[Dataset rows for apps and sites]
=== Begin Enclosure ===
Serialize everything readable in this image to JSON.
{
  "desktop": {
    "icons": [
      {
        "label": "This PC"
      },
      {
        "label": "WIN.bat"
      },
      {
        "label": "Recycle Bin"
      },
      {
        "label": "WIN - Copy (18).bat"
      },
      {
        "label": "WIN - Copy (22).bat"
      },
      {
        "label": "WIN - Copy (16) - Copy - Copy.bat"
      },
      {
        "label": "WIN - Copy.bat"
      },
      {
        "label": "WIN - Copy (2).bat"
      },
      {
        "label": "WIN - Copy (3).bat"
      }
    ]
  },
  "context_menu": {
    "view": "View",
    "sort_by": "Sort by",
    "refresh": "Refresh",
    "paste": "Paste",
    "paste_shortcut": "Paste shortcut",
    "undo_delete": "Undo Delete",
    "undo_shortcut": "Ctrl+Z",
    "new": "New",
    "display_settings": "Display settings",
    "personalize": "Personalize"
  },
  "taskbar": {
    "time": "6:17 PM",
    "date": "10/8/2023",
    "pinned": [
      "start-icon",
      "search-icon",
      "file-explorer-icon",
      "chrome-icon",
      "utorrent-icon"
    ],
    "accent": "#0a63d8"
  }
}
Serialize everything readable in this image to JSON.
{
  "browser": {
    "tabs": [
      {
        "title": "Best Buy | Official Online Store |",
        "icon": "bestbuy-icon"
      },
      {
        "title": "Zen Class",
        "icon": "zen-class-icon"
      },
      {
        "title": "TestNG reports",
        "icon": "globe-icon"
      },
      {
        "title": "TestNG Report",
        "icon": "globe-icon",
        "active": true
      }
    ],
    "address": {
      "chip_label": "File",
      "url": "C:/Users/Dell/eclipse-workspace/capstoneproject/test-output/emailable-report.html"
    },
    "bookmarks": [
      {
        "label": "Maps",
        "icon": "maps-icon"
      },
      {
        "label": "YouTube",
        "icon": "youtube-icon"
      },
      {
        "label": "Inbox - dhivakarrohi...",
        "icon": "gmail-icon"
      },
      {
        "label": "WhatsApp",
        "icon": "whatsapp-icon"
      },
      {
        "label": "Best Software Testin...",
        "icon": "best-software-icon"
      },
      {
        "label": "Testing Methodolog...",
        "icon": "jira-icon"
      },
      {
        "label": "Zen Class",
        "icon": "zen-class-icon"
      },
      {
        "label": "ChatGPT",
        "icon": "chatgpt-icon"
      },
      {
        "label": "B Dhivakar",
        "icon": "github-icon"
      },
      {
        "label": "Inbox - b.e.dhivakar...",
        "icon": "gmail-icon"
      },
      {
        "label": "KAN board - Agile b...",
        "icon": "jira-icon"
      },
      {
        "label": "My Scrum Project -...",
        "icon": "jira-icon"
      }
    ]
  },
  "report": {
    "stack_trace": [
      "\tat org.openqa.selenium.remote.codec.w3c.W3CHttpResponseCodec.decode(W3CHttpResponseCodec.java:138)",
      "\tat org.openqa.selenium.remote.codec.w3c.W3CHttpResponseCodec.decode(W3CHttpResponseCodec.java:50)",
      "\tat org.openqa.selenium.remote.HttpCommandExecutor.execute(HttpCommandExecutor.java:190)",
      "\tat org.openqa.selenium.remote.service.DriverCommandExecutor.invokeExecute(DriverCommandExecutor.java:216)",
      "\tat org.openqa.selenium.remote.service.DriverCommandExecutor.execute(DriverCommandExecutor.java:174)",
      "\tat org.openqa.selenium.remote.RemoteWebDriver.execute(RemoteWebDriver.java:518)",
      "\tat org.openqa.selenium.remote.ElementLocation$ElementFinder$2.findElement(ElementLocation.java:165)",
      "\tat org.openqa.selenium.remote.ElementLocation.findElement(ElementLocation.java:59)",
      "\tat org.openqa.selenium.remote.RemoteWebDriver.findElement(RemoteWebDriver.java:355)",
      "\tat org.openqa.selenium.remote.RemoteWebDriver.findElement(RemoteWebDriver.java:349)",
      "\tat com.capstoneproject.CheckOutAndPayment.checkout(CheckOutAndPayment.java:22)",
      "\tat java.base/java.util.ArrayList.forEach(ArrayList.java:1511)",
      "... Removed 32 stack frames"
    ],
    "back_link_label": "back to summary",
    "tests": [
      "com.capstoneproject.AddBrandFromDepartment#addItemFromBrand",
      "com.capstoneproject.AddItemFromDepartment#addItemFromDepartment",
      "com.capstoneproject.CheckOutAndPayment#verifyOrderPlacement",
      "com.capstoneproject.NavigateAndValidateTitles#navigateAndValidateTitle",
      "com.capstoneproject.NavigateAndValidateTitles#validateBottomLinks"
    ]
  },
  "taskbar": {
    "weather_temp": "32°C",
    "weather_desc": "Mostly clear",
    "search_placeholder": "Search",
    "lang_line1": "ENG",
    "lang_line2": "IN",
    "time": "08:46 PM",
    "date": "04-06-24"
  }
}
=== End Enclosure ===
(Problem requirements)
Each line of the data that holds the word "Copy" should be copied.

(Response to this exercise)
        "label": "WIN - Copy (18).bat"
        "label": "WIN - Copy (22).bat"
        "label": "WIN - Copy (16) - Copy - Copy.bat"
        "label": "WIN - Copy.bat"
        "label": "WIN - Copy (2).bat"
        "label": "WIN - Copy (3).bat"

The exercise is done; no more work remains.